◆ **TASK TO COMPLETE**
Would you copy the records exactly, leaving the pictures out?

◆ **RAW DATA**
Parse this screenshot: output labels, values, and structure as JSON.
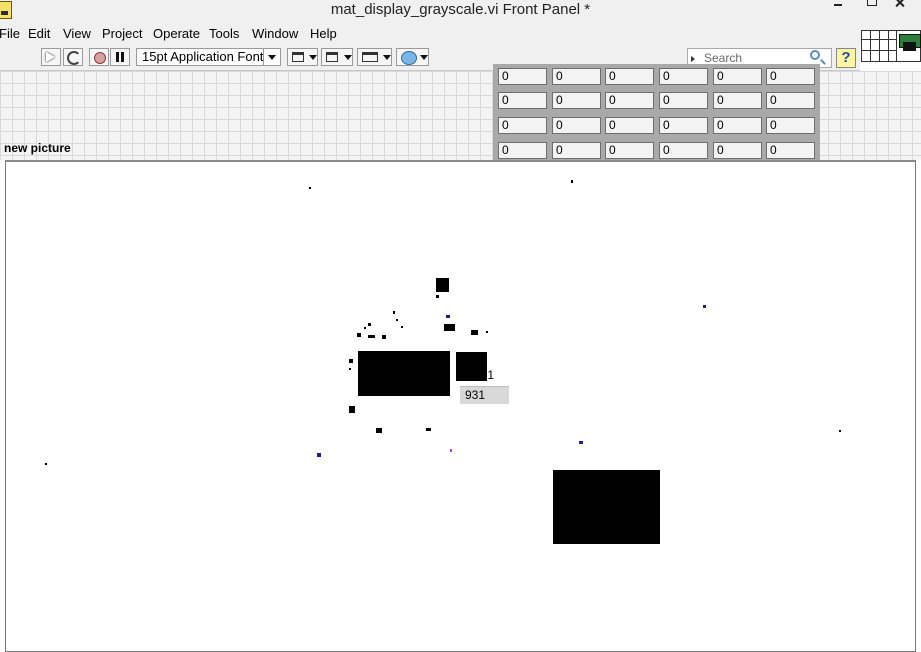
{
  "window": {
    "title": "mat_display_grayscale.vi Front Panel *"
  },
  "menu": [
    "File",
    "Edit",
    "View",
    "Project",
    "Operate",
    "Tools",
    "Window",
    "Help"
  ],
  "toolbar": {
    "font_select": "15pt Application Font",
    "search_placeholder": "Search",
    "help_glyph": "?"
  },
  "matrix": {
    "rows": [
      [
        "0",
        "0",
        "0",
        "0",
        "0",
        "0"
      ],
      [
        "0",
        "0",
        "0",
        "0",
        "0",
        "0"
      ],
      [
        "0",
        "0",
        "0",
        "0",
        "0",
        "0"
      ],
      [
        "0",
        "0",
        "0",
        "0",
        "0",
        "0"
      ]
    ]
  },
  "picture": {
    "label": "new picture"
  },
  "cursor_indicator": {
    "label": "ut 1",
    "value": "931"
  },
  "colors": {
    "panel_grid_bg": "#f4f4f4",
    "blob": "#000000",
    "blob_blue": "#1e1e8c",
    "blob_purple": "#b040e0"
  }
}
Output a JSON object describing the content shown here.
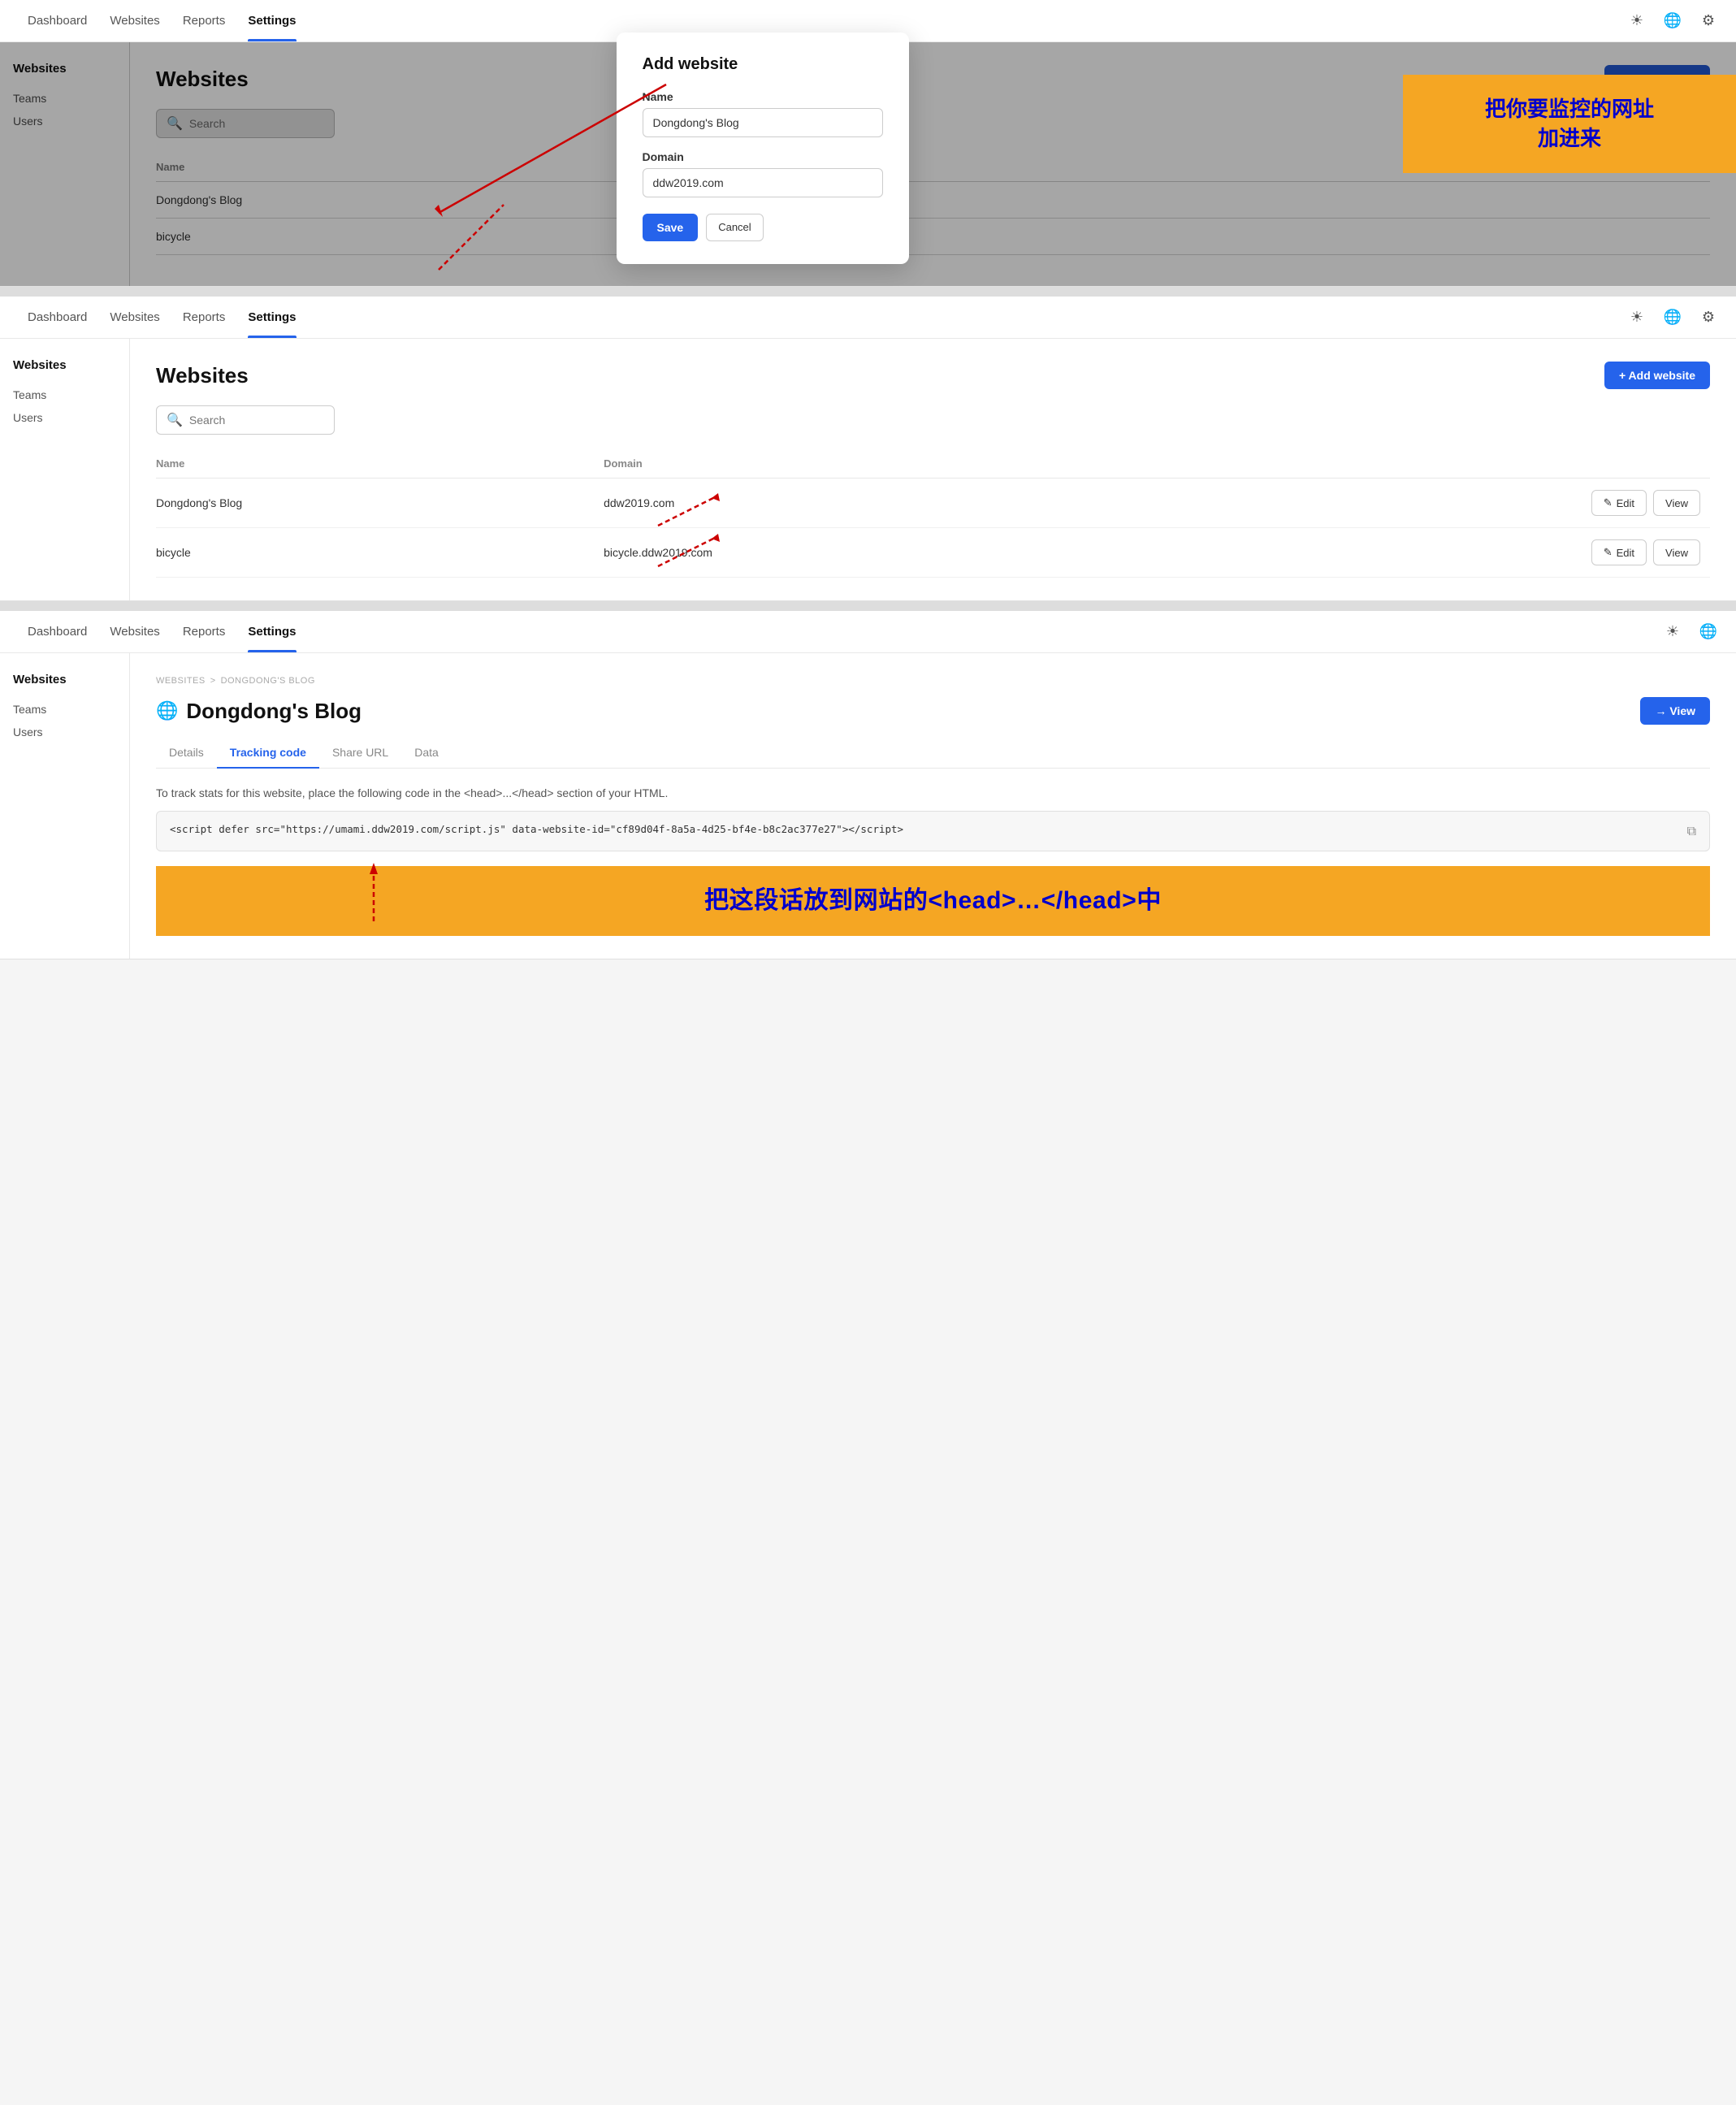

◆ **THE ANSWER**
Parse this screenshot: output labels, values, and structure as JSON.
{
  "window": {
    "title": "mat_display_grayscale.vi Front Panel *"
  },
  "menu": [
    "File",
    "Edit",
    "View",
    "Project",
    "Operate",
    "Tools",
    "Window",
    "Help"
  ],
  "toolbar": {
    "font_select": "15pt Application Font",
    "search_placeholder": "Search",
    "help_glyph": "?"
  },
  "matrix": {
    "rows": [
      [
        "0",
        "0",
        "0",
        "0",
        "0",
        "0"
      ],
      [
        "0",
        "0",
        "0",
        "0",
        "0",
        "0"
      ],
      [
        "0",
        "0",
        "0",
        "0",
        "0",
        "0"
      ],
      [
        "0",
        "0",
        "0",
        "0",
        "0",
        "0"
      ]
    ]
  },
  "picture": {
    "label": "new picture"
  },
  "cursor_indicator": {
    "label": "ut 1",
    "value": "931"
  },
  "colors": {
    "panel_grid_bg": "#f4f4f4",
    "blob": "#000000",
    "blob_blue": "#1e1e8c",
    "blob_purple": "#b040e0"
  }
}
Output a JSON object describing the content shown here.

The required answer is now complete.